You’ve hired a web development company—ideally Rare Bird, the most trusted modern marketing company in the Midwest—to build a new website for your business. You have a sleek design in mind, something with eye-catching visuals and seamless, intentional navigation. But what’s the point of a beautifully designed website if it lacks meaningful and engaging content? Likewise, without an appealing design, visitors might not stay long enough to engage with even the most meaningful information. 

Shouldn’t the process always start with content? A website provides valuable information to its audience, after all. Movies aren’t made without a script, and writing is the first step in the creation of comic books, TV shows (even “reality” TV, often), many podcasts, radio ads, brochures, billboards, and so much more. Banner ads may only have room for three words, but the process begins with choosing those three words.

Those who share this view argue that content, as the heart and soul of a website, should determine the design—the structure, layout, and even functionality—of a website. Like the recipe for your favorite dish, they argue, the ingredients and instructions necessarily come first. The preparation, presentation, and garnish follow. Some call it content-first design, in fact, the idea that design works with—and around—the content and its message.

A design-first approach carries certain risks. Valuable elements of a message can be lost when designers try to fit content into a design they already have in mind. They might choose to leave out a chunk of text, or even dip into editing the content themselves to better serve their vision, which means crucial elements of the message may be lost, and new problems introduced.

Some argue that design should take the lead, however. After all, a visually appealing website captures an audience’s attention, makes a strong first impression, sets the tone, establishes the brand’s identity, and creates a memorable user experience. A well-designed website can also guide visitors and make the content more accessible and purposeful for both the company and the audience. Just as a present attractively wrapped—with a bow, of course, and curly ribbons draped off the edges—entices the receiver to open it and discover what’s inside, a truly top-notch web design can make a first impression so good that users may not initially notice whether the content meets their needs.
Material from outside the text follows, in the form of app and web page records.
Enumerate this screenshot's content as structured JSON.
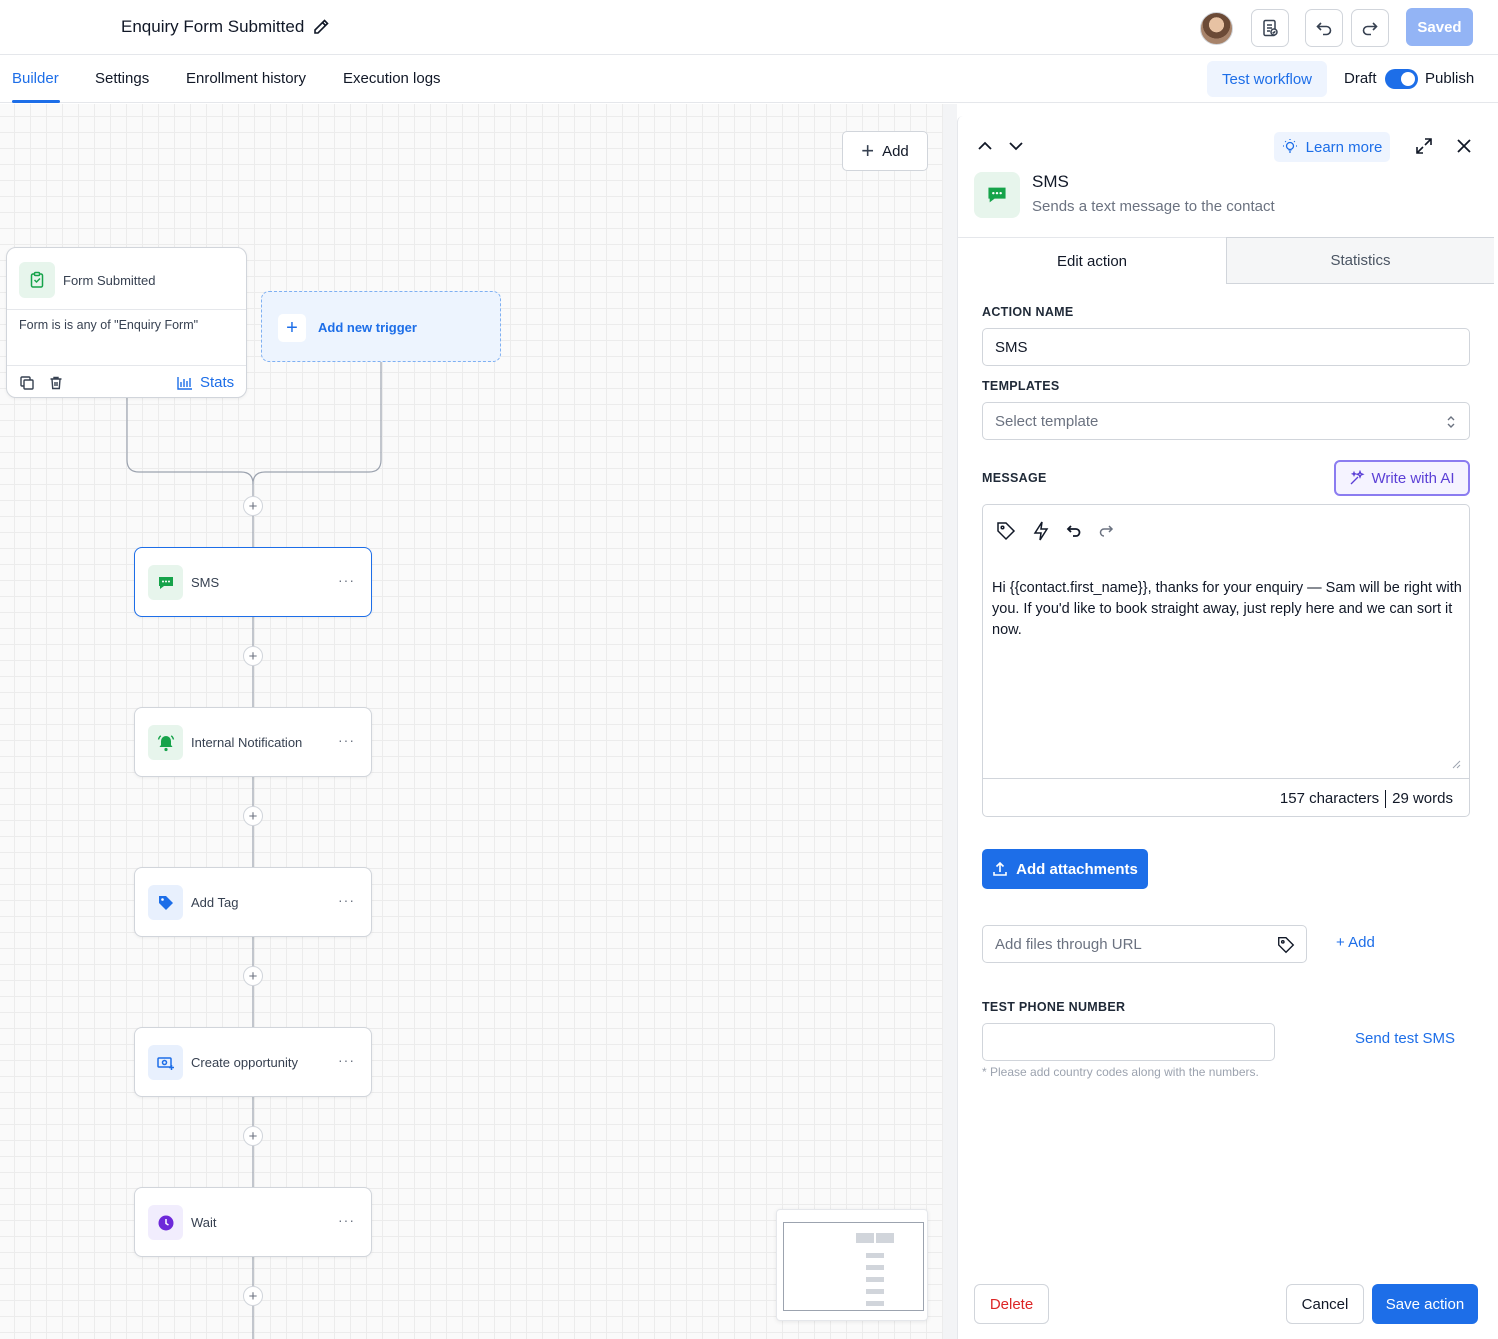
{
  "header": {
    "workflow_title": "Enquiry Form Submitted",
    "saved_label": "Saved",
    "icons": [
      "pencil-icon",
      "avatar",
      "document-check-icon",
      "undo-icon",
      "redo-icon"
    ]
  },
  "nav": {
    "tabs": [
      {
        "label": "Builder",
        "active": true
      },
      {
        "label": "Settings",
        "active": false
      },
      {
        "label": "Enrollment history",
        "active": false
      },
      {
        "label": "Execution logs",
        "active": false
      }
    ],
    "test_workflow": "Test workflow",
    "draft_label": "Draft",
    "publish_label": "Publish",
    "publish_toggle_on": true
  },
  "canvas": {
    "add_label": "Add",
    "trigger": {
      "title": "Form Submitted",
      "description": "Form is is any of \"Enquiry Form\"",
      "stats_label": "Stats"
    },
    "new_trigger_label": "Add new trigger",
    "nodes": [
      {
        "label": "SMS",
        "icon": "message-icon",
        "color": "#16a34a",
        "selected": true
      },
      {
        "label": "Internal Notification",
        "icon": "bell-icon",
        "color": "#16a34a",
        "selected": false
      },
      {
        "label": "Add Tag",
        "icon": "tag-icon",
        "color": "#1d6ee8",
        "selected": false
      },
      {
        "label": "Create opportunity",
        "icon": "opportunity-icon",
        "color": "#1d6ee8",
        "selected": false
      },
      {
        "label": "Wait",
        "icon": "clock-icon",
        "color": "#6d28d9",
        "selected": false
      }
    ],
    "node_menu": "···"
  },
  "panel": {
    "learn_more": "Learn more",
    "title": "SMS",
    "subtitle": "Sends a text message to the contact",
    "tabs": {
      "edit": "Edit action",
      "statistics": "Statistics"
    },
    "action_name_label": "ACTION NAME",
    "action_name_value": "SMS",
    "templates_label": "TEMPLATES",
    "templates_placeholder": "Select template",
    "message_label": "MESSAGE",
    "write_ai_label": "Write with AI",
    "message_text": "Hi {{contact.first_name}}, thanks for your enquiry — Sam will be right with you. If you'd like to book straight away, just reply here and we can sort it now.",
    "char_count": "157 characters",
    "word_count": "29 words",
    "add_attachments": "Add attachments",
    "url_placeholder": "Add files through URL",
    "add_link": "+ Add",
    "test_phone_label": "TEST PHONE NUMBER",
    "test_phone_hint": "* Please add country codes along with the numbers.",
    "send_test": "Send test SMS",
    "delete": "Delete",
    "cancel": "Cancel",
    "save": "Save action"
  }
}
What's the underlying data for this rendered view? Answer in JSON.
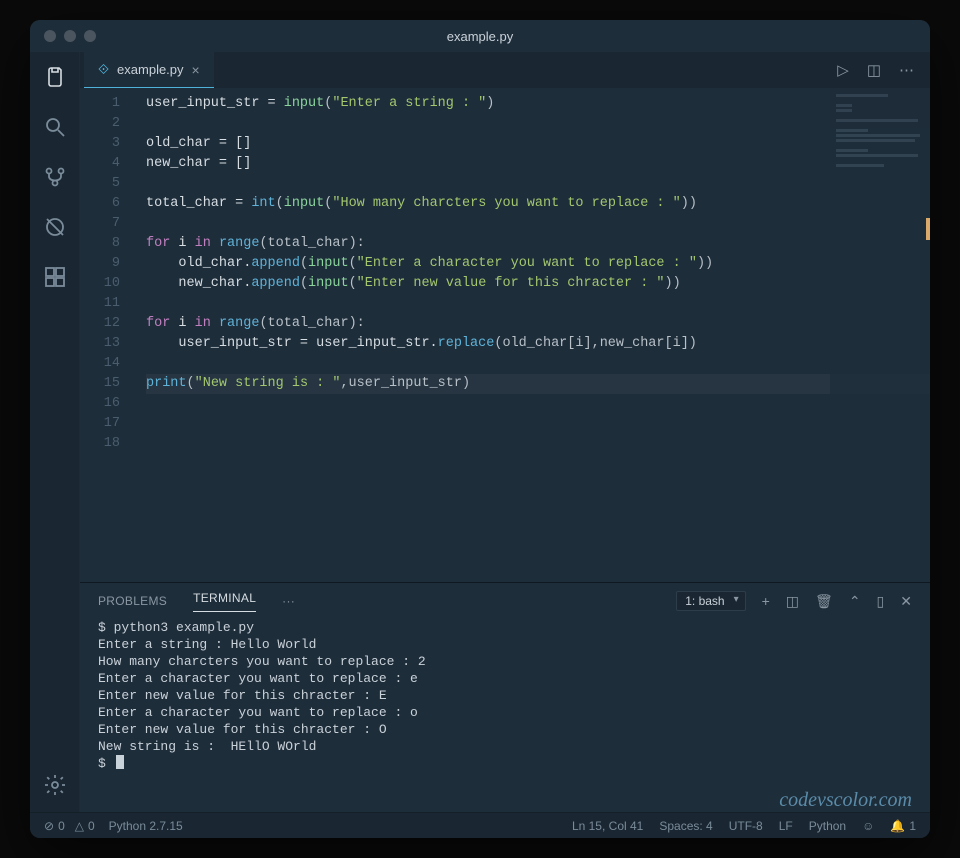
{
  "window": {
    "title": "example.py"
  },
  "tab": {
    "icon_glyph": "⟐",
    "label": "example.py"
  },
  "editor_actions": {
    "run": "▷",
    "split": "◫",
    "more": "⋯"
  },
  "code": {
    "lines": [
      {
        "n": "1",
        "tokens": [
          {
            "t": "user_input_str",
            "c": "t-var"
          },
          {
            "t": " = ",
            "c": "t-op"
          },
          {
            "t": "input",
            "c": "t-call"
          },
          {
            "t": "(",
            "c": "t-punct"
          },
          {
            "t": "\"Enter a string : \"",
            "c": "t-str"
          },
          {
            "t": ")",
            "c": "t-punct"
          }
        ]
      },
      {
        "n": "2",
        "tokens": []
      },
      {
        "n": "3",
        "tokens": [
          {
            "t": "old_char",
            "c": "t-var"
          },
          {
            "t": " = []",
            "c": "t-op"
          }
        ]
      },
      {
        "n": "4",
        "tokens": [
          {
            "t": "new_char",
            "c": "t-var"
          },
          {
            "t": " = []",
            "c": "t-op"
          }
        ]
      },
      {
        "n": "5",
        "tokens": []
      },
      {
        "n": "6",
        "tokens": [
          {
            "t": "total_char",
            "c": "t-var"
          },
          {
            "t": " = ",
            "c": "t-op"
          },
          {
            "t": "int",
            "c": "t-func"
          },
          {
            "t": "(",
            "c": "t-punct"
          },
          {
            "t": "input",
            "c": "t-call"
          },
          {
            "t": "(",
            "c": "t-punct"
          },
          {
            "t": "\"How many charcters you want to replace : \"",
            "c": "t-str"
          },
          {
            "t": "))",
            "c": "t-punct"
          }
        ]
      },
      {
        "n": "7",
        "tokens": []
      },
      {
        "n": "8",
        "tokens": [
          {
            "t": "for",
            "c": "t-kw"
          },
          {
            "t": " i ",
            "c": "t-var"
          },
          {
            "t": "in",
            "c": "t-kw"
          },
          {
            "t": " ",
            "c": ""
          },
          {
            "t": "range",
            "c": "t-func"
          },
          {
            "t": "(total_char):",
            "c": "t-punct"
          }
        ]
      },
      {
        "n": "9",
        "tokens": [
          {
            "t": "    old_char.",
            "c": "t-var"
          },
          {
            "t": "append",
            "c": "t-func"
          },
          {
            "t": "(",
            "c": "t-punct"
          },
          {
            "t": "input",
            "c": "t-call"
          },
          {
            "t": "(",
            "c": "t-punct"
          },
          {
            "t": "\"Enter a character you want to replace : \"",
            "c": "t-str"
          },
          {
            "t": "))",
            "c": "t-punct"
          }
        ]
      },
      {
        "n": "10",
        "tokens": [
          {
            "t": "    new_char.",
            "c": "t-var"
          },
          {
            "t": "append",
            "c": "t-func"
          },
          {
            "t": "(",
            "c": "t-punct"
          },
          {
            "t": "input",
            "c": "t-call"
          },
          {
            "t": "(",
            "c": "t-punct"
          },
          {
            "t": "\"Enter new value for this chracter : \"",
            "c": "t-str"
          },
          {
            "t": "))",
            "c": "t-punct"
          }
        ]
      },
      {
        "n": "11",
        "tokens": []
      },
      {
        "n": "12",
        "tokens": [
          {
            "t": "for",
            "c": "t-kw"
          },
          {
            "t": " i ",
            "c": "t-var"
          },
          {
            "t": "in",
            "c": "t-kw"
          },
          {
            "t": " ",
            "c": ""
          },
          {
            "t": "range",
            "c": "t-func"
          },
          {
            "t": "(total_char):",
            "c": "t-punct"
          }
        ]
      },
      {
        "n": "13",
        "tokens": [
          {
            "t": "    user_input_str = user_input_str.",
            "c": "t-var"
          },
          {
            "t": "replace",
            "c": "t-func"
          },
          {
            "t": "(old_char[i],new_char[i])",
            "c": "t-punct"
          }
        ]
      },
      {
        "n": "14",
        "tokens": []
      },
      {
        "n": "15",
        "current": true,
        "tokens": [
          {
            "t": "print",
            "c": "t-func"
          },
          {
            "t": "(",
            "c": "t-punct"
          },
          {
            "t": "\"New string is : \"",
            "c": "t-str"
          },
          {
            "t": ",user_input_str)",
            "c": "t-punct"
          }
        ]
      },
      {
        "n": "16",
        "tokens": []
      },
      {
        "n": "17",
        "tokens": []
      },
      {
        "n": "18",
        "tokens": []
      }
    ]
  },
  "panel": {
    "tabs": {
      "problems": "PROBLEMS",
      "terminal": "TERMINAL",
      "more": "···"
    },
    "terminal_select": "1: bash",
    "actions": {
      "new": "+",
      "split": "◫",
      "trash": "🗑",
      "up": "⌃",
      "max": "▯",
      "close": "✕"
    }
  },
  "terminal": {
    "lines": [
      "$ python3 example.py",
      "Enter a string : Hello World",
      "How many charcters you want to replace : 2",
      "Enter a character you want to replace : e",
      "Enter new value for this chracter : E",
      "Enter a character you want to replace : o",
      "Enter new value for this chracter : O",
      "New string is :  HEllO WOrld",
      "$ "
    ]
  },
  "watermark": "codevscolor.com",
  "status": {
    "errors": "0",
    "warnings": "0",
    "lang_version": "Python 2.7.15",
    "cursor": "Ln 15, Col 41",
    "spaces": "Spaces: 4",
    "encoding": "UTF-8",
    "eol": "LF",
    "language": "Python",
    "bell": "1"
  }
}
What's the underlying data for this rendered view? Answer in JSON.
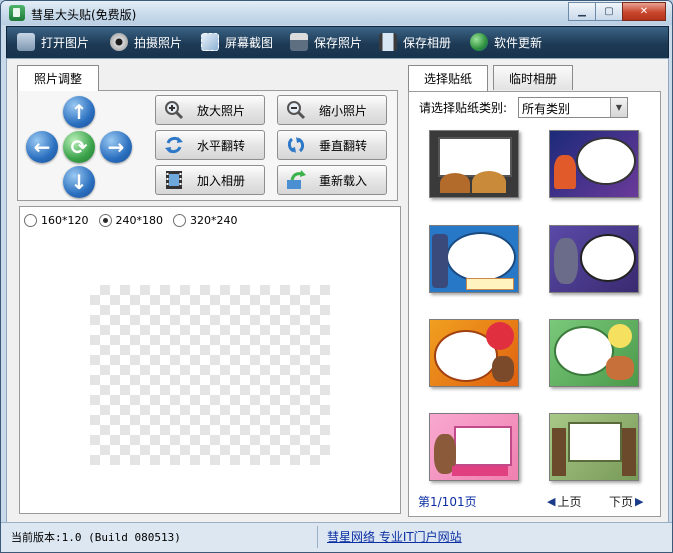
{
  "window": {
    "title": "彗星大头贴(免费版)",
    "min_icon": "minimize-icon",
    "max_icon": "maximize-icon",
    "close_icon": "close-icon"
  },
  "toolbar": {
    "items": [
      {
        "label": "打开图片",
        "icon": "folder-open-icon"
      },
      {
        "label": "拍摄照片",
        "icon": "webcam-icon"
      },
      {
        "label": "屏幕截图",
        "icon": "screenshot-icon"
      },
      {
        "label": "保存照片",
        "icon": "floppy-disk-icon"
      },
      {
        "label": "保存相册",
        "icon": "album-save-icon"
      },
      {
        "label": "软件更新",
        "icon": "update-globe-icon"
      }
    ]
  },
  "adjust": {
    "tab_label": "照片调整",
    "buttons": [
      {
        "label": "放大照片",
        "icon": "zoom-in-icon"
      },
      {
        "label": "缩小照片",
        "icon": "zoom-out-icon"
      },
      {
        "label": "水平翻转",
        "icon": "flip-horizontal-icon"
      },
      {
        "label": "垂直翻转",
        "icon": "flip-vertical-icon"
      },
      {
        "label": "加入相册",
        "icon": "film-strip-icon"
      },
      {
        "label": "重新载入",
        "icon": "reload-icon"
      }
    ]
  },
  "sizes": {
    "options": [
      "160*120",
      "240*180",
      "320*240"
    ],
    "selected": "240*180"
  },
  "sticker_tabs": {
    "tab1": "选择贴纸",
    "tab2": "临时相册"
  },
  "sticker_filter": {
    "label": "请选择贴纸类别:",
    "value": "所有类别"
  },
  "pager": {
    "page_info": "第1/101页",
    "prev": "上页",
    "next": "下页"
  },
  "status": {
    "version": "当前版本:1.0 (Build 080513)",
    "link": "彗星网络 专业IT门户网站"
  },
  "colors": {
    "toolbar": "#1d3a55",
    "arrow_blue": "#2a6fbf",
    "arrow_green": "#3aa24a",
    "link": "#0b2fa3"
  }
}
MailChimp defines content marketing as “the development and distribution of relevant, useful content—blogs, newsletters, white papers, social media posts, emails, videos, and the like—to current and potential customers.” The idea is that such expertise, if presented well, provides value to the customer experience.

Social media? Videos? Other stuff? That all sounds like it will require an even bigger creative team. Maybe a team the size of Rare Bird. And to create a successful website and larger marketing effort, a collaborative approach is a must. Content and design are often best developed simultaneously, with constant communication and feedback between team members. 

Right about now, I’m imagining our front-end developer, Josiah Schaefer, deftly pointing out that content and design are not opposites. Everything on a website is content, he might remind us. Using content when we really mean copy—the words—might be part of the problem. Content is something that is written, designed, and produced. A video is content. So are downloadable brochures, case studies, and white papers. We think of content as something to put into (onto?) a website, as if the website is a container and everything gets poured inside. But a website is not just another medium through which we might communicate with audiences; it is the communication itself.

Everyone wins when design is tailored to support the content and convey and amplify the brand’s personality, values, and messaging, and when content (that is, the writing) is crafted with the design in mind. Writing and design are not mutually exclusive endeavors. The key is to strike the right balance between the two, like a dance where each partner’s efforts enhance the other’s performance.

“In the end, it really has to be a collaboration of the writer and designer working together throughout the process,” says Ashley Nixon, Rare Bird’s design director. “You can’t expect the perfect content or the greatest design to be handed to you without that communication first.”

For that reason, Ashley wrote me on the day this post was scheduled to be published to ask if I had written any copy she could read before helping figure out what images we might use. She did have one idea—back in January, I shared a meme I’d made with her and another designer, Alysia Legler. I originally had the idea for the meme not long after starting at Rare Bird, but I didn’t share it right away. I was still trying to understand the process of working alongside four different designers, each of whom is talented in complex and unique ways. They are not a monolith, as they exemplify the range of collaborative options and individual tendencies explored in this article.

But with seven words, I’d stumbled upon the perfect summary of our process. Not long after the image appeared to them in Slack, a laughing emoji appeared. Alysia printed it out to hang above her desk in the office.

“That could be a whole blog post,” Ashley said.

Good idea.